investment fraud

Gardaí warn public to be extra vigilant of fraud when considering investments

There has been a 77% increase in reports of investment fraud this year.

GARDAÍ HAVE WARNED the public to be “extra vigilant” when considering potential a investment after a 77% rise in the number of reports of investment fraud this year.

By the end of the third quarter of this year, €18.6 million has been stolen through investment frauds, compared to €11 million during the same period this year.

On average, victims have had €33,431 stolen from them through investment fraud schemes, with the majority of victims in Ireland aged over 40.

Gardaí say criminals are “taking advantage” of the public during a period of high cost of living by cloning webpages and targeting victims through online and social media adverts.

Many of these adverts promise ‘once in a lifetime opportunities’ to instantly invest with fast and large financial returns.

Michael Cryan, the Gardaí’s leading detective in the Garda Economic Crime Bureau, said: “The victims in most investment frauds are ordinary people who lose their life savings and retirement nest eggs.

“Between 2021 and 2022, over €25 million was stolen through investment fraud from ordinary people all over Ireland.

“Be wary where the return being offered sounds too good to be true or where there is a degree of urgency or you are being offered a once in a lifetime opportunity,” he added.

An Garda Síochána have warned the public not invest until they’ve recieved reliable financial and legal advice or have checked the regulatory status of the company via the Central Bank of Ireland webpage.

Potential victims are asked not respond to pop-up or social media ads or messages with claims about investment returns and to ignore unsolicited approaches or cold calls about investments

Additionally, gardaí are advising the public to be aware of celebrity-endorsed investments – as they may not even know that their name is being used.

Evidence of this was recently seen when fake RTÉ posts about former news presenter Anne Doyle were attempting to hoax victims in order to promote a cryptocurrency scheme. The Journal’s Fact Check debunked these adverts.

For those who do hold cryptocurrencies, gardaí advise holders to be wary of fake wallets for storing the assets as they can be scams for malware to infect or control your computer.

Gardaí have also reminded the public of basic internet safety by not clicking on suspicious links, especially those which do not have HTTPS security, never allowing anyone gain remote access to your computer and to never disclose personal data or bank account passwords or codes.
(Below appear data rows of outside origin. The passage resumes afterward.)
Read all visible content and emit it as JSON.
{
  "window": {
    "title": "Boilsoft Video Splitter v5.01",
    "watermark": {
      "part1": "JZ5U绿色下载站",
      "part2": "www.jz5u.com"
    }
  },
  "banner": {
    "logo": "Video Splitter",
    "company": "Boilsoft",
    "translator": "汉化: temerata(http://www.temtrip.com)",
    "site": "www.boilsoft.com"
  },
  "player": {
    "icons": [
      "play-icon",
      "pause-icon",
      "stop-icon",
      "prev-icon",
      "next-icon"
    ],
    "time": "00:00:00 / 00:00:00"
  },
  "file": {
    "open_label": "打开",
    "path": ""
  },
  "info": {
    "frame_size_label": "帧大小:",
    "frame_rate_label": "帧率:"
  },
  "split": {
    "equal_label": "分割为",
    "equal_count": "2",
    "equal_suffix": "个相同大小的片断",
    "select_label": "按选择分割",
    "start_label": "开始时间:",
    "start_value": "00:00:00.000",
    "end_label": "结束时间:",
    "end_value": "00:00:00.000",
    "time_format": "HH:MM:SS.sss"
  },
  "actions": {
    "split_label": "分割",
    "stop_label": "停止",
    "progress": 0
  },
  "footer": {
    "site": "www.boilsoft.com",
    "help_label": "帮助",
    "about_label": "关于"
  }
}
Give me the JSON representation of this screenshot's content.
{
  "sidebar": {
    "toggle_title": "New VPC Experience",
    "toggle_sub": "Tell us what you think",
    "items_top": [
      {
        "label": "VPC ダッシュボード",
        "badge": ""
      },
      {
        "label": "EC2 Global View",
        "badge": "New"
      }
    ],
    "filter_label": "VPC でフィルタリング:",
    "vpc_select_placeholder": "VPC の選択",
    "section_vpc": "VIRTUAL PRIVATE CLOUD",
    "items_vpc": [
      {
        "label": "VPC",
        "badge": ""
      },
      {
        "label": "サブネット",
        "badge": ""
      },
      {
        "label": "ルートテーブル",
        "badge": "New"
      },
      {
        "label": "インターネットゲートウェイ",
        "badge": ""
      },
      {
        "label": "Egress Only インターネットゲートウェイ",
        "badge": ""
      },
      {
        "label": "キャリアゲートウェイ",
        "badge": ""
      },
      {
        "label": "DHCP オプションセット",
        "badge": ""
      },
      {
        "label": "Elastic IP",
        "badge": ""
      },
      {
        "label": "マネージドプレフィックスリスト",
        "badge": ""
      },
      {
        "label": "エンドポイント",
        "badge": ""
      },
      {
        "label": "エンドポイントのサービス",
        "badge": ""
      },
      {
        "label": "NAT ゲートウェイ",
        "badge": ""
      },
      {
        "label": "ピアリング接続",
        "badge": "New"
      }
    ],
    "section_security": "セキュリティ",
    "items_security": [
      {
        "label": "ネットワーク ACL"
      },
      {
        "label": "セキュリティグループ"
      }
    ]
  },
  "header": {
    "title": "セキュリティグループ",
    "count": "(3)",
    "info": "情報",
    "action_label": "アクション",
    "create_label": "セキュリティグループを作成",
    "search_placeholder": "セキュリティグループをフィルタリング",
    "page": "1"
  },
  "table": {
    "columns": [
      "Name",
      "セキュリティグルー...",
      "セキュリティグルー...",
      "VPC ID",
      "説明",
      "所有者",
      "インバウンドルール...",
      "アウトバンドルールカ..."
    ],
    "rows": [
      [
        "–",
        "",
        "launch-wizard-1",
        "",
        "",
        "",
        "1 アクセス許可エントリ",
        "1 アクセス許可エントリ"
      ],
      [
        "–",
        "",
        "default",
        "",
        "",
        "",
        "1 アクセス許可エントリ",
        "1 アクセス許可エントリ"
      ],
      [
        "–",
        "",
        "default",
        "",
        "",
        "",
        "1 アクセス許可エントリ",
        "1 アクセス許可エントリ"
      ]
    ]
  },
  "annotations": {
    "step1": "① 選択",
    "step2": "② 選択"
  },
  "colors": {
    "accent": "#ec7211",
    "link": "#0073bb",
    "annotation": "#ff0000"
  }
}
Cryan said: “Always seek professional advice when investing whether in cryptocurrency or any kind of investment product.

“Check the Central Bank website and ensure the company you are dealing with is regulated and that it is not a cloned website you are on,” he added.